Start-up businesses that have a FinTech or InsurTech business venture brewing are called to enter the third annual Santam Safety Ideas competition. Safety solutions or InsurTech ventures that are ready for piloting could win up to R150 000 worth of incubation support and R200 000 in seed funding.
The Safety Ideas competition was launched two years ago in partnership with LaunchLab, Stellenbosch University’s startup incubator that facilitates valuable connections for corporates and startups sourced from the startup ecosystem and partner universities in South Africa.

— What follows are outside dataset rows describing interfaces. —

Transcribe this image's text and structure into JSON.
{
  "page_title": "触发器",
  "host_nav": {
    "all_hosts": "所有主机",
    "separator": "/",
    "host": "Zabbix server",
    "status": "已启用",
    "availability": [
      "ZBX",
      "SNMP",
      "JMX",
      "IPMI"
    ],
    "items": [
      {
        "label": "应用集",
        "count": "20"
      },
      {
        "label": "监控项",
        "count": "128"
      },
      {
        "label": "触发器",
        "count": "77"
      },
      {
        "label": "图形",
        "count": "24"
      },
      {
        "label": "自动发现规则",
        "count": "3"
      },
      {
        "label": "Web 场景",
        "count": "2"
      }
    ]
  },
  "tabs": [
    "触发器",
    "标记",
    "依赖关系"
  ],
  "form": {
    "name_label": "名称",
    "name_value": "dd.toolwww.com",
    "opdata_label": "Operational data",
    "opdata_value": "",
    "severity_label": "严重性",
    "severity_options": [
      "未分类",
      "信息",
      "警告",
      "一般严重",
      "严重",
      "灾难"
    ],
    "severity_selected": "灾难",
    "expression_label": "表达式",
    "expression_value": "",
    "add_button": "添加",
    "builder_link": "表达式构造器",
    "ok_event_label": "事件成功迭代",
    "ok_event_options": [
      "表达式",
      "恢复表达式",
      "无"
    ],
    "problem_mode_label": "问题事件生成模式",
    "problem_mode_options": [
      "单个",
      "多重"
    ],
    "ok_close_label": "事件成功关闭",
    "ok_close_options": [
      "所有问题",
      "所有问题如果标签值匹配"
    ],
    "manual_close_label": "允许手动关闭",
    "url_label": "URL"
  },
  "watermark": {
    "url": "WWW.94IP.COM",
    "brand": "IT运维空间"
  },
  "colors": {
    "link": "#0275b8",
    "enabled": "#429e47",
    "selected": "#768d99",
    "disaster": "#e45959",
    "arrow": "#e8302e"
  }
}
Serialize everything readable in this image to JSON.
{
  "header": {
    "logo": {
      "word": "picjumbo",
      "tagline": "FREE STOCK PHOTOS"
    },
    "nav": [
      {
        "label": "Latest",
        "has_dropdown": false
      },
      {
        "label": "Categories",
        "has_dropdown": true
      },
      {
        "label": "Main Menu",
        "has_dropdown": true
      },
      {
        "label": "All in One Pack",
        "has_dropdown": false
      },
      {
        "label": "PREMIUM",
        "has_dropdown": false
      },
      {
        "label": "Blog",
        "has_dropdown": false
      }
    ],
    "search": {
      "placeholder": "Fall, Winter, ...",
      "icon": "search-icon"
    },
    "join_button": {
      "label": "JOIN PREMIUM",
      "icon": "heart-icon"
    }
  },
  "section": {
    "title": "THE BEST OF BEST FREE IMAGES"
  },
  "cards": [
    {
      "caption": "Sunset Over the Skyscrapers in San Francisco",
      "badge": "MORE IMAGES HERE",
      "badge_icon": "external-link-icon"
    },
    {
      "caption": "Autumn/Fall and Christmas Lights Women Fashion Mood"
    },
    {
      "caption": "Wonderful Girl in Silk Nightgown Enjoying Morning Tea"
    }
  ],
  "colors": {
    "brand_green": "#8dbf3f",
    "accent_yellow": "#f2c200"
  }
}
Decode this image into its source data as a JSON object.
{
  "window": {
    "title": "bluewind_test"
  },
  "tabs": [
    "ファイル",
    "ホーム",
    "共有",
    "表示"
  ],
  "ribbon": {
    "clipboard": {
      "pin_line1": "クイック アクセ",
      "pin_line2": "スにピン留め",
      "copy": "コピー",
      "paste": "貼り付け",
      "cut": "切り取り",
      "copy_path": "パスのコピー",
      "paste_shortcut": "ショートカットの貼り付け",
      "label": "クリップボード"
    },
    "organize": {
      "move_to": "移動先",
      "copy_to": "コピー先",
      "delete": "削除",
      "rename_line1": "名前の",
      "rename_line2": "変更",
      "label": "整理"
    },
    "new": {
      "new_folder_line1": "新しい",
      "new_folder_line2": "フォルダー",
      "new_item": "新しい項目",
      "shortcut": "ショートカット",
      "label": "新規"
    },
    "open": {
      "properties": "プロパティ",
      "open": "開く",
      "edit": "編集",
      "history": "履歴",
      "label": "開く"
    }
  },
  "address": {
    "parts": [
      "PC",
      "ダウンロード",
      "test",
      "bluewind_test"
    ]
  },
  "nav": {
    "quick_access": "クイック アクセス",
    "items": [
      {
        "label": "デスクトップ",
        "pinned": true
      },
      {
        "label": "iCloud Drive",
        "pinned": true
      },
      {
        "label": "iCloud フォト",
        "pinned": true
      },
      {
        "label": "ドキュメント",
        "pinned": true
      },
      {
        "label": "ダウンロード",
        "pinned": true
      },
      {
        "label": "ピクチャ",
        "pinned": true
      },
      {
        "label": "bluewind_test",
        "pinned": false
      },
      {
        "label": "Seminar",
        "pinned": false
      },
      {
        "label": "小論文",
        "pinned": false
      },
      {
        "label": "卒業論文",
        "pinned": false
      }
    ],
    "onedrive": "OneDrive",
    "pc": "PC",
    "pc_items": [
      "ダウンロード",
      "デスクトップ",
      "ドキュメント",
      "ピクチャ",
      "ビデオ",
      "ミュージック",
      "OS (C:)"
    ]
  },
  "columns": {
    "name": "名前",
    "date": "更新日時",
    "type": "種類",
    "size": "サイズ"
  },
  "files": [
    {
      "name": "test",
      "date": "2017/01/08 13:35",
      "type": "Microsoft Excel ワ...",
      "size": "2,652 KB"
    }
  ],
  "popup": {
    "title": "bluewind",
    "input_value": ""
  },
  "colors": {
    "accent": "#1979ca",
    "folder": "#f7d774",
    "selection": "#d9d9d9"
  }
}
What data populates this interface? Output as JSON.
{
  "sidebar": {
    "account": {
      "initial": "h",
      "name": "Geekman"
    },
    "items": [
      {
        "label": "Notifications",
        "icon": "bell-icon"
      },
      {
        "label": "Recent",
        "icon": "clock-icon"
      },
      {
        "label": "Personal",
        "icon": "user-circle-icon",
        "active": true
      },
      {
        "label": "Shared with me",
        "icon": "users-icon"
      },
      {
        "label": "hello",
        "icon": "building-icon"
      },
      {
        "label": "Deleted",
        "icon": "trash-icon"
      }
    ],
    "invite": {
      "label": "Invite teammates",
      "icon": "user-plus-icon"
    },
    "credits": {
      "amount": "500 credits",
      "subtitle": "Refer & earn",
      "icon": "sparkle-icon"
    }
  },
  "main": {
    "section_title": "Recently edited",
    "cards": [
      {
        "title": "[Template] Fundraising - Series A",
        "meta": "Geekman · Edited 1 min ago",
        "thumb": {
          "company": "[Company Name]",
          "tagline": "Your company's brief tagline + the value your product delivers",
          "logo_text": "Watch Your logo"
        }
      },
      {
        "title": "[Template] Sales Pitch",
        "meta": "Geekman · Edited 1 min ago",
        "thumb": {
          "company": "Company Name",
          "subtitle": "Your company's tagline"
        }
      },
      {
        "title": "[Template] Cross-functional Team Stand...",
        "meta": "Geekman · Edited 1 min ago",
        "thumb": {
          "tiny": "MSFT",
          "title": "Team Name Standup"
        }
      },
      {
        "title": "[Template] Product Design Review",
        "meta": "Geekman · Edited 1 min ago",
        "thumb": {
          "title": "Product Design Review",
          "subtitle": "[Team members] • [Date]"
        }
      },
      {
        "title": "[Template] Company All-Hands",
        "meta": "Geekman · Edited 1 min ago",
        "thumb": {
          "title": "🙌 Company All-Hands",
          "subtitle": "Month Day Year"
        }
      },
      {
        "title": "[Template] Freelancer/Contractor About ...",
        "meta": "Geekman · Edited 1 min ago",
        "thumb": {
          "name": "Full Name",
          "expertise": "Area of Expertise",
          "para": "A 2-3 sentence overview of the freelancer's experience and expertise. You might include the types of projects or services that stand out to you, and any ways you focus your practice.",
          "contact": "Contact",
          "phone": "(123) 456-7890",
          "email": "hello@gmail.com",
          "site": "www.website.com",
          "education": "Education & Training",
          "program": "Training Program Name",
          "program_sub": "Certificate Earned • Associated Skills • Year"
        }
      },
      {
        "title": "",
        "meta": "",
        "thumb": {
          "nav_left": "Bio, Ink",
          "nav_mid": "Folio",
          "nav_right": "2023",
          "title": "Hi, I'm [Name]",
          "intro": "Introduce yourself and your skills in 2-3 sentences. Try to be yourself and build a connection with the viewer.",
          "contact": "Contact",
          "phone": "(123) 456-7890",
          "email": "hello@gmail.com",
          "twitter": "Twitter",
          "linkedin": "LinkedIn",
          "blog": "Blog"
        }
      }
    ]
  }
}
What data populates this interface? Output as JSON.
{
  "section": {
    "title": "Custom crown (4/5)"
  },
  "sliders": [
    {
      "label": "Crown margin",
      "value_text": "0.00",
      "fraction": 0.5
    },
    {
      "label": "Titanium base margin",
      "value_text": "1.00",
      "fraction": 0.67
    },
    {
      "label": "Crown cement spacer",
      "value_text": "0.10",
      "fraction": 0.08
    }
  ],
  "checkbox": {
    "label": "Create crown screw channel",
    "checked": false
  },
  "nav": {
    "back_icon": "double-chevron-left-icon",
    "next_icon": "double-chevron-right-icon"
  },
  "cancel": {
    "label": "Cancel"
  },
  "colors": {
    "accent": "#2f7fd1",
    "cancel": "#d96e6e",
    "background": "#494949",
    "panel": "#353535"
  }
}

The previous winners are Herman Bester and Anton Swanevelder, co-founders of MyLifeLine – a wearable panic device that won the competition last year; and Ntsako Mgiba and Ntandoyenkosi Shezi, co-founders of Jonga – a cost-effective security system for low income families, which won the competition in 2017.
Entries close on 28 February 2019. For more information on how to enter, visit: www.santam.co.za/safetyideas/
Click here to read about the FNB Snapchat lens, Spotify Free with data saver, and 00:37.
Fortnite fixes hackers’ hole
Epic Games has repaired a vulnerability that exposed Fortnite, the world’s most popular game of the moment, to hackers. The hole, which was left in Epic’s web infrastructure, allowed hackers to target players with email that appeared to come from Epic Games, but would have led them to a phishing site, where their log-in details would have been stolen.
Researchers at cyber security solutions provider Check Point Software alerted Epic to vulnerabilities that could have affected any player of the hugely popular online battle game.
Fortnite has nearly 80 million players worldwide. The game is popular on all gaming platforms, including Android, iOS, PC via Microsoft Windows and consoles such as Xbox One and PlayStation 4. In addition to casual players, Fortnite is used by professional gamers who stream their sessions online, and is popular with e-sports enthusiasts.
If exploited, the vulnerability would have given an attacker full access to a user’s account and their personal information as well as enabling them to purchase virtual in-game currency using the victim’s payment card details. The vulnerability would also have allowed for a massive invasion of privacy, as an attacker could listen to in-game chatter as well as surrounding sounds and conversations within the victim’s home or other location of play.
While Fortnite players had previously been targeted by scams that deceived them into logging into fake websites that promised to generate Fortnite’s ‘V-Buck’ in-game currency, these new vulnerabilities could have been exploited without the player handing over any login details
Click here to read how the Fortnite hack worked
To win a set of three Fortnite Funko Pop Figurines, click here.